There was a time when learning how to cook rice was a rite of passage for boys and girls all over the country. Before the introduction of rice cookers, this task was not easy to learn, as it involved everything from gathering fuel, starting a fire and fetching water. One also had to know the different varieties of rice and when they were harvested; these were crucial in determining the precise amount of water required to cook each kind properly.
Cooking rice needed one’s time and full attention. One had to stay near the stove to watch the fire and the pot; the heat had to be reduced once the pot started boiling lest all the water boil over, leaving the rice dry and scorched.
Today’s households all use rice cookers, which have taken the guesswork out of heat control and water-to-rice proportion. Rice cookers have become so essential to survival that when they conk out, households are thrown into a turmoil of crisis proportions.
My own rice cookers last more than 10 years minimum. I have two sizes: one for parties, cooks three kilos of rice at a time, and a small unit for daily use which is perfect for one-kilo bags of raw rice.

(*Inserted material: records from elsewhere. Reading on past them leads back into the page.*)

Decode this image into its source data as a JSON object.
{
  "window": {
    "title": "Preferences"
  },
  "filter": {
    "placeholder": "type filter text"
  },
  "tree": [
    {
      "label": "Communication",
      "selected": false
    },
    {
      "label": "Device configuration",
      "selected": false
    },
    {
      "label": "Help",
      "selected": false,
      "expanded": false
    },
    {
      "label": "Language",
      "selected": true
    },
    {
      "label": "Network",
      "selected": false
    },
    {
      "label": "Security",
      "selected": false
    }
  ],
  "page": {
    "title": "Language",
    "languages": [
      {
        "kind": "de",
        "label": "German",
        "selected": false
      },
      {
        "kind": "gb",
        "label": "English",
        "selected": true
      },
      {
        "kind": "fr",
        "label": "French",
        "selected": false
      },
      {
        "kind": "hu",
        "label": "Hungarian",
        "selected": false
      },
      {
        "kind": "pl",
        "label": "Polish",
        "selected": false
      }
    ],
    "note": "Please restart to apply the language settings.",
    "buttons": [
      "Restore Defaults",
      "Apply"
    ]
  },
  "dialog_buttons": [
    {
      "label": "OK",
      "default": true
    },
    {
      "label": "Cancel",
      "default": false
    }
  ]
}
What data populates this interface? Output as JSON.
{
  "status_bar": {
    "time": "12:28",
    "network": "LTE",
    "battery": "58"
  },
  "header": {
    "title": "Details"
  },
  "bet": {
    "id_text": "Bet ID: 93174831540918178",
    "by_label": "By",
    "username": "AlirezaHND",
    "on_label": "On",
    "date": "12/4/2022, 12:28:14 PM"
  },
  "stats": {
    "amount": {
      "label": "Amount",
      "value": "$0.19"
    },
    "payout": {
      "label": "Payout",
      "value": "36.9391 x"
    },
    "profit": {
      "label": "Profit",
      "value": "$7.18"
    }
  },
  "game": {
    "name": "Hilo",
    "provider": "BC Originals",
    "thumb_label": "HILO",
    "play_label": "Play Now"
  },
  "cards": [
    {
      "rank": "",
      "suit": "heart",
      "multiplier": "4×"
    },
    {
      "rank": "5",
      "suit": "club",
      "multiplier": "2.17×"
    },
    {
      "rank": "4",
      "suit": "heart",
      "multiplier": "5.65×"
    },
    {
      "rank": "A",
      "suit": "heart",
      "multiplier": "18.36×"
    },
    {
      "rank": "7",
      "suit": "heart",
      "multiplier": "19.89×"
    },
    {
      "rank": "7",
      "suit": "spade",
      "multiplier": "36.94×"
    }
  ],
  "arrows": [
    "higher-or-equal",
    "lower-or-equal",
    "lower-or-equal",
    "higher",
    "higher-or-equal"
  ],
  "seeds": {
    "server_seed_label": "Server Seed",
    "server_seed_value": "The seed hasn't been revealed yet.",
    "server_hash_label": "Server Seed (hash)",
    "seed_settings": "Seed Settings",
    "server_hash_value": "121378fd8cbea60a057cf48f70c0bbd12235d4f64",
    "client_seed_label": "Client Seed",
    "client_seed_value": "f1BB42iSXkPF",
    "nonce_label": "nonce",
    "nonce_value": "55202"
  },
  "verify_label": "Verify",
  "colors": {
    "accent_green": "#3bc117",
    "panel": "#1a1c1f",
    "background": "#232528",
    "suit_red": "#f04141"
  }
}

OBSERVE RICE CAPACITY — Your first consideration when buying a rice cooker will be to decide on capacity. This should be ample capacity to meet your family's needs, keeping in mind that you can do a lot with left-over cooked rice. Rice cooker capacity can be confusing at times since models are advertised with either a raw rice or cooked rice capacity. Raw rice will double in amount when cooked - that's a good thing to keep in mind when confirming a rice cooker's capacity.

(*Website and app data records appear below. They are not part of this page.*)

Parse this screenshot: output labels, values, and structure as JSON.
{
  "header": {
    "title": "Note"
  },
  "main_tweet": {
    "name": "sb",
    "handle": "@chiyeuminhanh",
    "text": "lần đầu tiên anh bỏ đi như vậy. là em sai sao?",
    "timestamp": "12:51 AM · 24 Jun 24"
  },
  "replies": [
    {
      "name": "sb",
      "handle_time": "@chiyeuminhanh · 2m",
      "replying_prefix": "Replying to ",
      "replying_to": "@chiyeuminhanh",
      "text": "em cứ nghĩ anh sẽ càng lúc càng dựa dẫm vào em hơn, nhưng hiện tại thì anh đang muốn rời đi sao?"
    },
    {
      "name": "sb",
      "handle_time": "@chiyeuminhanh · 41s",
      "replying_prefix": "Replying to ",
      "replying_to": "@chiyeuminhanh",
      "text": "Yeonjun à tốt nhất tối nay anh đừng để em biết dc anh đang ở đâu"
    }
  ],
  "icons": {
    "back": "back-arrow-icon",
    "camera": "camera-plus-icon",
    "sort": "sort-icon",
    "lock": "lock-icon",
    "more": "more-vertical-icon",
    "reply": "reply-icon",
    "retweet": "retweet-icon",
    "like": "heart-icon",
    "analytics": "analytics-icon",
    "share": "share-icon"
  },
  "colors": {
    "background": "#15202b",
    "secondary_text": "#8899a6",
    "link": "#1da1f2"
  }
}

Buy the rice cooker that’s suited to your family’s needs. That means a family of four can cook one kilo of rice (four cups) in a 10-cup rice cooker to have enough for two meals.

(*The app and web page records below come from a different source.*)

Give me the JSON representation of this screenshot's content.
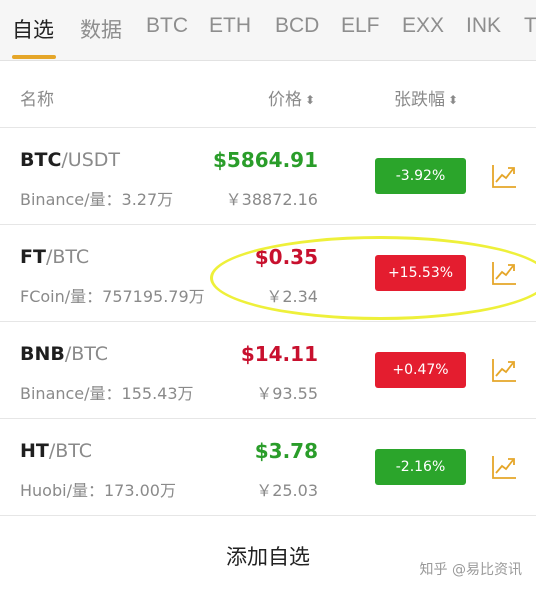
{
  "tabs": [
    "自选",
    "数据",
    "BTC",
    "ETH",
    "BCD",
    "ELF",
    "EXX",
    "INK",
    "T"
  ],
  "active_tab": "自选",
  "accent_color": "#e5a629",
  "header": {
    "name": "名称",
    "price": "价格",
    "change": "张跌幅"
  },
  "rows": [
    {
      "base": "BTC",
      "quote": "/USDT",
      "exchange_volume": "Binance/量：3.27万",
      "price": "$5864.91",
      "price_color": "up",
      "cny": "￥38872.16",
      "change": "-3.92%",
      "change_color": "green"
    },
    {
      "base": "FT",
      "quote": "/BTC",
      "exchange_volume": "FCoin/量：757195.79万",
      "price": "$0.35",
      "price_color": "down",
      "cny": "￥2.34",
      "change": "+15.53%",
      "change_color": "red"
    },
    {
      "base": "BNB",
      "quote": "/BTC",
      "exchange_volume": "Binance/量：155.43万",
      "price": "$14.11",
      "price_color": "down",
      "cny": "￥93.55",
      "change": "+0.47%",
      "change_color": "red"
    },
    {
      "base": "HT",
      "quote": "/BTC",
      "exchange_volume": "Huobi/量：173.00万",
      "price": "$3.78",
      "price_color": "up",
      "cny": "￥25.03",
      "change": "-2.16%",
      "change_color": "green"
    }
  ],
  "add_button": "添加自选",
  "watermark": "知乎 @易比资讯"
}
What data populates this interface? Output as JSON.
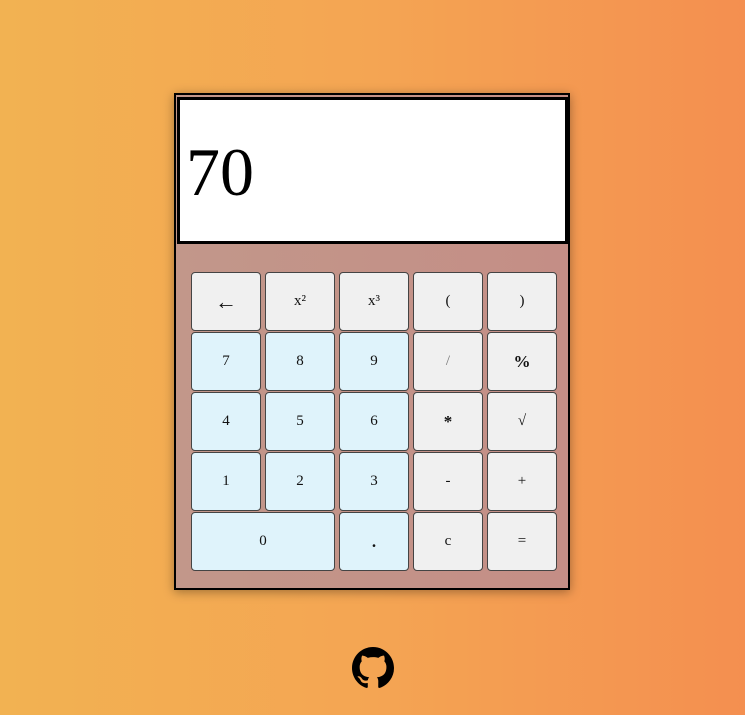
{
  "calculator": {
    "display": "70",
    "keys": [
      {
        "name": "backspace-button",
        "label": "←",
        "type": "op"
      },
      {
        "name": "square-button",
        "label": "x²",
        "type": "op"
      },
      {
        "name": "cube-button",
        "label": "x³",
        "type": "op"
      },
      {
        "name": "open-paren-button",
        "label": "(",
        "type": "op"
      },
      {
        "name": "close-paren-button",
        "label": ")",
        "type": "op"
      },
      {
        "name": "digit-7-button",
        "label": "7",
        "type": "num"
      },
      {
        "name": "digit-8-button",
        "label": "8",
        "type": "num"
      },
      {
        "name": "digit-9-button",
        "label": "9",
        "type": "num"
      },
      {
        "name": "divide-button",
        "label": "/",
        "type": "op"
      },
      {
        "name": "percent-button",
        "label": "%",
        "type": "op"
      },
      {
        "name": "digit-4-button",
        "label": "4",
        "type": "num"
      },
      {
        "name": "digit-5-button",
        "label": "5",
        "type": "num"
      },
      {
        "name": "digit-6-button",
        "label": "6",
        "type": "num"
      },
      {
        "name": "multiply-button",
        "label": "*",
        "type": "op"
      },
      {
        "name": "sqrt-button",
        "label": "√",
        "type": "op"
      },
      {
        "name": "digit-1-button",
        "label": "1",
        "type": "num"
      },
      {
        "name": "digit-2-button",
        "label": "2",
        "type": "num"
      },
      {
        "name": "digit-3-button",
        "label": "3",
        "type": "num"
      },
      {
        "name": "minus-button",
        "label": "-",
        "type": "op"
      },
      {
        "name": "plus-button",
        "label": "+",
        "type": "op"
      },
      {
        "name": "digit-0-button",
        "label": "0",
        "type": "num"
      },
      {
        "name": "decimal-button",
        "label": ".",
        "type": "num"
      },
      {
        "name": "clear-button",
        "label": "c",
        "type": "op"
      },
      {
        "name": "equals-button",
        "label": "=",
        "type": "op"
      }
    ]
  },
  "footer": {
    "icon": "github-icon"
  },
  "colors": {
    "number_key": "#dff3fb",
    "operator_key": "#f0f0f0"
  }
}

UNPLUG THE UNIT — The rice cooker automatically shifts to “warm” mode to steam the grains after a few minutes of boiling, and keeps the cooked rice at serving temperature as long as the unit is plugged in.
In our household, we do not abuse this feature; keeping the unit plugged in wastes electricity and produces a burnt crust (tutong) at the bottom of the pot. This crust often just goes to waste and creates a problem when it comes time to clean the pot for the next rice batch.
NOT A SERVING BOWL — The rice cooker will last longer if it is not used as a serving bowl. Scooping rice from the pot while it is inside the rice cooker puts undue pressure on the thermostat control. The resulting wear and tear shortens the life span of the unit’s heating element.
Take the pot out of the rice cooker unit and place it on a flat heat-resistant surface if you prefer not to transfer the cooked rice to a serving bowl.
SIMPLER IS BETTER — There are basically only two styles of electric rice cookers, those that only cook rice (white and brown) and models that have added features including steaming, sauteing, simmering or slow cooking functions, making them very versatile kitchen appliances. Simply put, do you want to only use it to cook rice, or does additional cooking functions appeal to your lifestyle?
Rice cookers are available in two types of cooking pot finishes - easy care stainless steel or nonstick finish that requires more care, but is easier to clean, a variety of exterior finishes and a design with a hinged or removable (separate) lid.
The simpler the unit, the cheaper it is. When you need a rice cooker, buy a rice cooker. The model with a removable lid is cheaper and easier to clean than the more expensive unit with a hinged top.
CLEAN REGULARLY — The inner, removable, pot requires constant cleaning inside and out, which is easy if one leaves a couple of inches of water in the pot overnight or for several hours to soften and loosen grains of cooked rice from the last batch.
It is not advised to use rough cleansers, metal brushes or steel wool to scrape off rice crusts as this would ruin the pot’s surface and result in pitting (metal corrosion).
Pay attention to the exterior bottom of the inner pot, as this is the part that keeps contact with the heating element. Any dent or crust will interfere with proper and even heating, resulting in mushy or uncooked rice.
WHITE RICE ONLY — Unless indicated in the box or accompanying literature, rice cookers are generally designed to cook only steamed milled white rice. Brown and red rice, other milled grains and rice other than steamed will need specific time and pre-soaking or pre-cooking adjustments.
Brown, red and unpolished rice need hours of pre-soaking in water before steaming. Other grain recipes like Paella and Risotto need to be sautéed in traditional pots and pans before being transferred to the rice cooker for final steaming.
MULTI-PURPOSE — Rice cookers are party-friendly. My friends and I have used them during social events to keep chilis, stews and soups piping hot.
One word of caution, though: most viands are acidic, and could eat into the surface coating of most rice cooker pots. Immediately rinse and clean the inner pots to keep damage to a minimum.
By Sol Jose Vanzi